*INSTRUCTIONS TO FOLLOW*
Please output the following records exactly. Leave every image out.

*PROVIDED RECORDS*
::::
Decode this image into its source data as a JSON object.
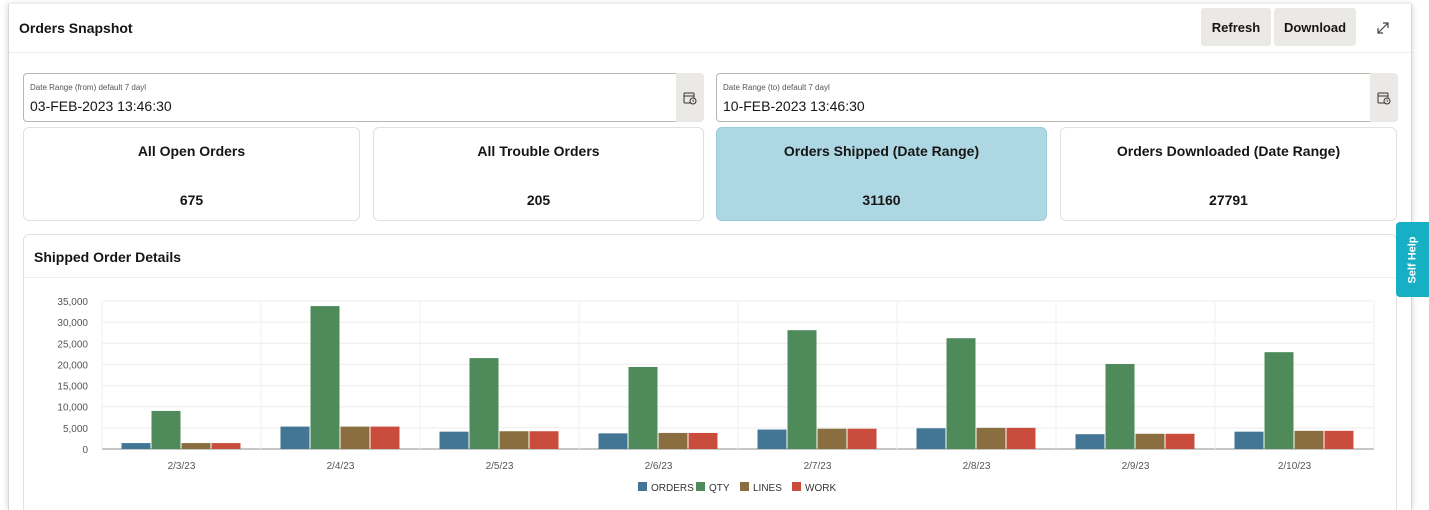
{
  "header": {
    "title": "Orders Snapshot",
    "refresh_label": "Refresh",
    "download_label": "Download"
  },
  "filters": {
    "from": {
      "label": "Date Range (from) default 7 dayl",
      "value": "03-FEB-2023 13:46:30"
    },
    "to": {
      "label": "Date Range (to) default 7 dayl",
      "value": "10-FEB-2023 13:46:30"
    }
  },
  "cards": [
    {
      "title": "All Open Orders",
      "value": "675",
      "selected": false
    },
    {
      "title": "All Trouble Orders",
      "value": "205",
      "selected": false
    },
    {
      "title": "Orders Shipped (Date Range)",
      "value": "31160",
      "selected": true
    },
    {
      "title": "Orders Downloaded (Date Range)",
      "value": "27791",
      "selected": false
    }
  ],
  "panel": {
    "title": "Shipped Order Details"
  },
  "self_help": "Self Help",
  "colors": {
    "ORDERS": "#437594",
    "QTY": "#4f8a5b",
    "LINES": "#8a6e3f",
    "WORK": "#c94c3c",
    "selected_card": "#acd7e3",
    "self_help": "#16afc4"
  },
  "chart_data": {
    "type": "bar",
    "categories": [
      "2/3/23",
      "2/4/23",
      "2/5/23",
      "2/6/23",
      "2/7/23",
      "2/8/23",
      "2/9/23",
      "2/10/23"
    ],
    "series": [
      {
        "name": "ORDERS",
        "values": [
          1400,
          5300,
          4100,
          3700,
          4600,
          4900,
          3500,
          4100
        ]
      },
      {
        "name": "QTY",
        "values": [
          9000,
          33800,
          21500,
          19400,
          28100,
          26200,
          20100,
          22900
        ]
      },
      {
        "name": "LINES",
        "values": [
          1400,
          5300,
          4200,
          3800,
          4800,
          5000,
          3600,
          4300
        ]
      },
      {
        "name": "WORK",
        "values": [
          1400,
          5300,
          4200,
          3800,
          4800,
          5000,
          3600,
          4300
        ]
      }
    ],
    "ylim": [
      0,
      35000
    ],
    "yticks": [
      "35,000",
      "30,000",
      "25,000",
      "20,000",
      "15,000",
      "10,000",
      "5,000",
      "0"
    ],
    "grid": true,
    "legend": "bottom-center"
  }
}
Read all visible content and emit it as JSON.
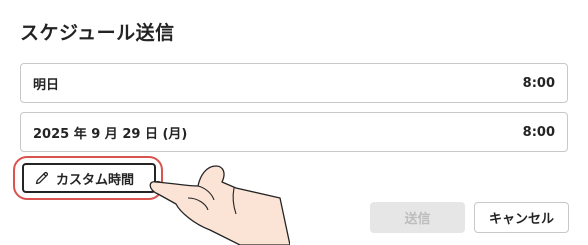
{
  "dialog": {
    "title": "スケジュール送信"
  },
  "options": [
    {
      "label": "明日",
      "time": "8:00"
    },
    {
      "label": "2025 年 9 月 29 日 (月)",
      "time": "8:00"
    }
  ],
  "custom": {
    "label": "カスタム時間",
    "icon": "pencil-icon"
  },
  "actions": {
    "send_label": "送信",
    "cancel_label": "キャンセル"
  },
  "annotation": {
    "highlight_color": "#d9534f",
    "pointer": "hand-pointer"
  }
}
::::
*ANSWER*
Decode this image into its source data as a JSON object.
{
  "header": {
    "title": "Orders Snapshot",
    "refresh_label": "Refresh",
    "download_label": "Download"
  },
  "filters": {
    "from": {
      "label": "Date Range (from) default 7 dayl",
      "value": "03-FEB-2023 13:46:30"
    },
    "to": {
      "label": "Date Range (to) default 7 dayl",
      "value": "10-FEB-2023 13:46:30"
    }
  },
  "cards": [
    {
      "title": "All Open Orders",
      "value": "675",
      "selected": false
    },
    {
      "title": "All Trouble Orders",
      "value": "205",
      "selected": false
    },
    {
      "title": "Orders Shipped (Date Range)",
      "value": "31160",
      "selected": true
    },
    {
      "title": "Orders Downloaded (Date Range)",
      "value": "27791",
      "selected": false
    }
  ],
  "panel": {
    "title": "Shipped Order Details"
  },
  "self_help": "Self Help",
  "colors": {
    "ORDERS": "#437594",
    "QTY": "#4f8a5b",
    "LINES": "#8a6e3f",
    "WORK": "#c94c3c",
    "selected_card": "#acd7e3",
    "self_help": "#16afc4"
  },
  "chart_data": {
    "type": "bar",
    "categories": [
      "2/3/23",
      "2/4/23",
      "2/5/23",
      "2/6/23",
      "2/7/23",
      "2/8/23",
      "2/9/23",
      "2/10/23"
    ],
    "series": [
      {
        "name": "ORDERS",
        "values": [
          1400,
          5300,
          4100,
          3700,
          4600,
          4900,
          3500,
          4100
        ]
      },
      {
        "name": "QTY",
        "values": [
          9000,
          33800,
          21500,
          19400,
          28100,
          26200,
          20100,
          22900
        ]
      },
      {
        "name": "LINES",
        "values": [
          1400,
          5300,
          4200,
          3800,
          4800,
          5000,
          3600,
          4300
        ]
      },
      {
        "name": "WORK",
        "values": [
          1400,
          5300,
          4200,
          3800,
          4800,
          5000,
          3600,
          4300
        ]
      }
    ],
    "ylim": [
      0,
      35000
    ],
    "yticks": [
      "35,000",
      "30,000",
      "25,000",
      "20,000",
      "15,000",
      "10,000",
      "5,000",
      "0"
    ],
    "grid": true,
    "legend": "bottom-center"
  }
}
Read all visible content and emit it as JSON.
{
  "dialog": {
    "title": "スケジュール送信"
  },
  "options": [
    {
      "label": "明日",
      "time": "8:00"
    },
    {
      "label": "2025 年 9 月 29 日 (月)",
      "time": "8:00"
    }
  ],
  "custom": {
    "label": "カスタム時間",
    "icon": "pencil-icon"
  },
  "actions": {
    "send_label": "送信",
    "cancel_label": "キャンセル"
  },
  "annotation": {
    "highlight_color": "#d9534f",
    "pointer": "hand-pointer"
  }
}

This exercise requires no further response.